It must be realised that some of the hopes and demands of the Italian voters were likely to be the result of cunningly induced dreams and fears, which right-wing politicians were better able to exploit. After all, these politicians had contributed decisively to give shape to them, thanks to Berlusconi’s tight grip on Italy’s mass media. Similarly, some hopes and demands were clearly the expression of the vocal plethora of small- and medium-scale interest groups that Prodi’s government was trying to overcome in the name of liberal “modernity” and ever-useful “national interest”. Others could be even the desiderata of Italy’s organised crime and endemic corruption—sad stereotypes are not necessarily off the mark all the time.

Yet, a third element should be considered as well. Santagata hints at it in the final section of the book, in which he discusses the disastrous effects of the ongoing global economic crisis. The recipes that were proposed in the fifteen years of Prodi’s political career were very much in tune with those of, say, Britain’s New Labour or Germany’s social-democrats. Prodi’s governments were eager to liberalise the economy, privatise what little was left of public banks and State-owned industrial concerns, and, to a significant extent, ride the wave of rampant financial activities. Like Blair and Schroeder, Prodi was willing to embrace globalisation as a positive force. In this economic perspective, the difference between his novel “post-communist” left and Berlusconi’s right was not so pronounced.

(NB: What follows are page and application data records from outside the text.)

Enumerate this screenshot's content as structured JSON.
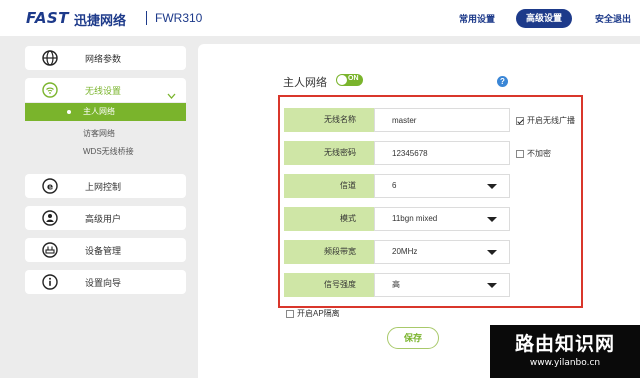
{
  "header": {
    "logo": "FAST",
    "brand": "迅捷网络",
    "model": "FWR310",
    "nav": {
      "basic": "常用设置",
      "advanced": "高级设置",
      "logout": "安全退出"
    }
  },
  "sidebar": {
    "network_params": "网络参数",
    "wireless": {
      "label": "无线设置",
      "sub": [
        "主人网络",
        "访客网络",
        "WDS无线桥接"
      ]
    },
    "internet_control": "上网控制",
    "advanced_users": "高级用户",
    "device_mgmt": "设备管理",
    "setup_wizard": "设置向导"
  },
  "main": {
    "title": "主人网络",
    "toggle": "ON",
    "help": "?",
    "rows": [
      {
        "label": "无线名称",
        "value": "master"
      },
      {
        "label": "无线密码",
        "value": "12345678"
      },
      {
        "label": "信道",
        "value": "6"
      },
      {
        "label": "模式",
        "value": "11bgn mixed"
      },
      {
        "label": "频段带宽",
        "value": "20MHz"
      },
      {
        "label": "信号强度",
        "value": "高"
      }
    ],
    "broadcast_label": "开启无线广播",
    "no_encrypt_label": "不加密",
    "ap_isolation_label": "开启AP隔离",
    "save": "保存"
  },
  "watermark": {
    "line1": "路由知识网",
    "line2": "www.yilanbo.cn"
  },
  "colors": {
    "brand_blue": "#1d3a8a",
    "accent_green": "#7ab42c",
    "label_green": "#cfe6a6",
    "highlight_red": "#d9362b"
  }
}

On the contrary, the only voices to criticise left-wing liberalisations, privatisations and the embrace of globalisation were a handful of so-called “radicals” on the left of Prodi’s left, and even fewer old-fashioned nationalists on the right. Everybody else, the “moderate” and “right-thinking” majority, had taken aboard the “univocally liberal and free-market thought” that had once characterised staunchly right-wing politicians such as Margaret Thatcher and Ronald Reagan (144).

In brief, a monolithic faith in the correctness of free trade and free-market economics was established in Italy too, both left and right of the political spectrum, soon after the collapse of the USSR. Certainly, there were the few exceptions noted above, but they were marginalised as a nostalgic leftover of the Cold War era. The seventy-year-old Soviet alternative to liberal capitalism had been proven utopian by the collapse of the Eastern bloc and, with it, any serious challenge to free trade and free-market economics. As a result, liberal capitalism was glorified not solely as the only path ahead, but also as the right one, as though the failure of the Soviet remedy meant that there had never been any pathology to begin with. Yet, after twenty years of “moderate” and “right-thinking” Thatcherism, the global economy entered in 2008 such a dramatic global crisis that even Berlusconi’s own minister of financial affairs was heard calling for “more public intervention” in the economy and “the unspeakable communist word ‘nationalisation’.” (144)

Possibly, as Santagata suggests, the result of this global crisis is that the left will stop being ashamed of its traditional socialist lexicon and reformist aims, thus rediscovering “ethics, equality, welfare, labour, solidarity… capitalism, sustainability, redistribution of wealth.” (144) Whether Romani Prodi will be the most credible Italian political leader to be at the helm of this counter-counter-reformation, though, is far from clear.

About Giorgio Baruchello

Born in Genoa, Italy, Giorgio Baruchello is an Icelandic citizen and works qua Professor of Philosophy at the Faculty of Humanities and Social Sciences of the University of Akureyri, Iceland. He read philosophy in Genoa and Reykjavík, Iceland, and holds a Ph.D. in philosophy from the University of Guelph, Canada. His publications encompass several different areas, especially social philosophy, theory of value, and intellectual history. Public e-mail: giorgio@unak.is